I didn’t sleep for a full 48 hours after my waters broke. A fifteen hour labour was followed by a night in the ward where my baby wouldn’t sleep unless I was holding him. If I laid him in his plastic cot he would cry, none of the other babies on the ward were crying, so I sat up alone with him that first long, long night. Naively I envisaged going home, having a long nap and then resting and looking after the baby, feeling a lot better.
Not the case. Baby R didn’t sleep for the first two weeks unless me or D were holding him. I usually would sleep for two hours in the evening, then stay up with him all night, before maybe getting another two hours either early morning or afternoon.
When D was preparing to go back to work, me and R camped out in a separate room so D could get some sleep and I would try and lie him in his Snuzpod. I would excitedly regale D with the night’s antics every morning – ‘he slept in it for half an hour last night! and then another half hour later on!’. My nights would consist of breastfeeding, R sicking up, holding him upright for half an hour to try to keep some milk down, putting him in the Snuzpod, then snatching a few minutes sleep myself before he would wake up and we started again.
I drank a lot of tea and watched a lot of Netflix.
Around 3 am was my worst point, and I would wake D up to make me a mug of tea and a snack and beg him just to talk to me for a few minutes.
I was so scared that I would fall asleep with R in my arms that when I finally did get some sleep I would wake up convinced that he was in the bed. One night I woke up, jumped out of bed, stripped the covers off and was frantically searching for R before noticing he was asleep in the Snuzpod.
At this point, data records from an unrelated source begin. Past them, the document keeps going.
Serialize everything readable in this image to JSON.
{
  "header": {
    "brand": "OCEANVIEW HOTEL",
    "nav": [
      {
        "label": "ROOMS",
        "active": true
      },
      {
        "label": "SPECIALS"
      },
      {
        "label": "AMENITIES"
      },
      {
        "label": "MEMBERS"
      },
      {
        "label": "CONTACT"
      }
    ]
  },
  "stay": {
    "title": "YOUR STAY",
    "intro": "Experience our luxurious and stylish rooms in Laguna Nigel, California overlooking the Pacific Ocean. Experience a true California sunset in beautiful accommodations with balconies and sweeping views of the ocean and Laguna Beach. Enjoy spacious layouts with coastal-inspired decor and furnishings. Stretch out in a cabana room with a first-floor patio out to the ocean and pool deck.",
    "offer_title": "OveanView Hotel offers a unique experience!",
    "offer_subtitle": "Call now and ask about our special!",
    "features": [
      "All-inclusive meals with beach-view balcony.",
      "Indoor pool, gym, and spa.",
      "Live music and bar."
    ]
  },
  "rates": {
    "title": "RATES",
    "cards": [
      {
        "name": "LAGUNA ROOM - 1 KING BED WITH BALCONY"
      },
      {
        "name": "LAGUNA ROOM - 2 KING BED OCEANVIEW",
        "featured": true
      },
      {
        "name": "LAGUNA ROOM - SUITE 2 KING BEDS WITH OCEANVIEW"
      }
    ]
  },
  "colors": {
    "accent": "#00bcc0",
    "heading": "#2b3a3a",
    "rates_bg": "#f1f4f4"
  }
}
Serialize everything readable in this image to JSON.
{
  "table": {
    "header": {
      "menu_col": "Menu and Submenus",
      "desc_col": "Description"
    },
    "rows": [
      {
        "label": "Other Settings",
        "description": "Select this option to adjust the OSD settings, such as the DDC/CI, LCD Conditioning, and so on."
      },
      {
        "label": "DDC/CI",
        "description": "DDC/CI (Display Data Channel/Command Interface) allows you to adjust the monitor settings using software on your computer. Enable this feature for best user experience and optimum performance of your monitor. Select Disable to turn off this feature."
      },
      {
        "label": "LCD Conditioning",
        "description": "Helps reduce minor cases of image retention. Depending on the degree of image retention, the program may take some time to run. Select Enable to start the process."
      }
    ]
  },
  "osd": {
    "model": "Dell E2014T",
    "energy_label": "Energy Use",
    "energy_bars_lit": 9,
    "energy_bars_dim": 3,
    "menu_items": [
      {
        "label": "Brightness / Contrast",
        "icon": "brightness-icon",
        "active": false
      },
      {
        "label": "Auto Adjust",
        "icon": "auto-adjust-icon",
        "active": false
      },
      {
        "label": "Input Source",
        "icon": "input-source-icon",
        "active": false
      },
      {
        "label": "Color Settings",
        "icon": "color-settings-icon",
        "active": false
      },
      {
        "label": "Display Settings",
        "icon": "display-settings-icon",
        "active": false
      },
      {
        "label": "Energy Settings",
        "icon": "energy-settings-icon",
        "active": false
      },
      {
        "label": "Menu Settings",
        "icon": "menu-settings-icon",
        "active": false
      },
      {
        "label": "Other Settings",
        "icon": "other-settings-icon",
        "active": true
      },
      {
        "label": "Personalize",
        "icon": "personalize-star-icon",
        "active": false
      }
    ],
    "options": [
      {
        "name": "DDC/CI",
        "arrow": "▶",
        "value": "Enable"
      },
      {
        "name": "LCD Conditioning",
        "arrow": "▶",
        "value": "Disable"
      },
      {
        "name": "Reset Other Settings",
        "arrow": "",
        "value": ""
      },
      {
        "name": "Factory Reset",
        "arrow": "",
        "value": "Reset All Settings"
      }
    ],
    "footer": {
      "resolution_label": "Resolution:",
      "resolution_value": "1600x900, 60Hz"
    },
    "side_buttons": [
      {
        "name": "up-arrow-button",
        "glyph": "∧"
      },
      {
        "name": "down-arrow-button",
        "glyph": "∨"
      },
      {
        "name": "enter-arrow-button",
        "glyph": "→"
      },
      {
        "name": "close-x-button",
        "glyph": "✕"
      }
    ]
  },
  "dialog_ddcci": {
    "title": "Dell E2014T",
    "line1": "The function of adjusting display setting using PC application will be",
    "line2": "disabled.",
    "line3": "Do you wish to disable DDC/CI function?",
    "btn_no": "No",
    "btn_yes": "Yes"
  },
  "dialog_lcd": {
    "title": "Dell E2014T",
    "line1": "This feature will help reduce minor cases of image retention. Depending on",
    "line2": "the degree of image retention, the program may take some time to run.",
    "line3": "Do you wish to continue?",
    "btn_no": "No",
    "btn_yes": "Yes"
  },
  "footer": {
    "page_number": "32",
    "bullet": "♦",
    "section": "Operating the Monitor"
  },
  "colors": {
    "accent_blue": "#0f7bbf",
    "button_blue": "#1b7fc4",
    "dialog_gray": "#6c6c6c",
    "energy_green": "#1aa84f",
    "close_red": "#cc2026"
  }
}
One night D woke to me banging my head against the headboard whilst nursing R, he asked me what I was doing and I said it was the only way I could stay awake. He took R then, but he would only go for two hours before needing milk again.
I don’t know how I got through the first three months. I genuinely don’t. It drove me to the point where I was crying from sheer tiredness, crying because R needed feeding and crying when he cried. Then crying because I was crying and I felt like he shouldn’t have a mummy who cried all the time. Spoiler alert: I’m crying now, it does weird things to you this motherhood lark.
It’s not just being ‘tired’, its a bone aching exhaustion, your mind feels foggy, your body has just been through an incredible ordeal and really you should be tucked up in bed resting. Instead you’ve got a baby hanging off your boob, visitors left right and centre, and all the other usual life admin to get done.
A lot of arguments between D and I didn’t help either. Being tired makes me short-tempered and it was D I took it out on. And I can be a nasty little bitch when I want to. We really struggled to communicate. We barely saw each other as I would be trying to cram some sleep in on an evening when he got home from work, and then we would be straight into witching hour with R crying and one or the other of us pacing up and down trying to calm him .
Those were awful awful times, we both said horrible things to each other, and we hurt each other. Rather than pulling us together as a family there were moments where I truly thought having a baby might break us. But it didn’t. I don’t think there was one particular moment, but we gradually learnt how to get through it together. We talk more now, and if I am worn out and grouchy I tell D rather than snapping at him.
For those of you reading this think holy bloody hell, this woman is depressing me, it does get better. R is nine months old now, we are yet to have a night where he sleeps through, but we are slowly getting there. At the moment we tend to only have a couple of wake ups throughout the night although the mornings do start between 5-6 am. The best thing is that me and D are so good right now, we have a better routine, we share the housework, and we pull together to make sure all three of us are rested and happy.
There’s still bad days, when I am so tired that I put the olives in the drawer and the clingfilm in the fridge, but we get through them – one mug of coffee at a time.
Speaking of, R is napping…time for a brew, B xx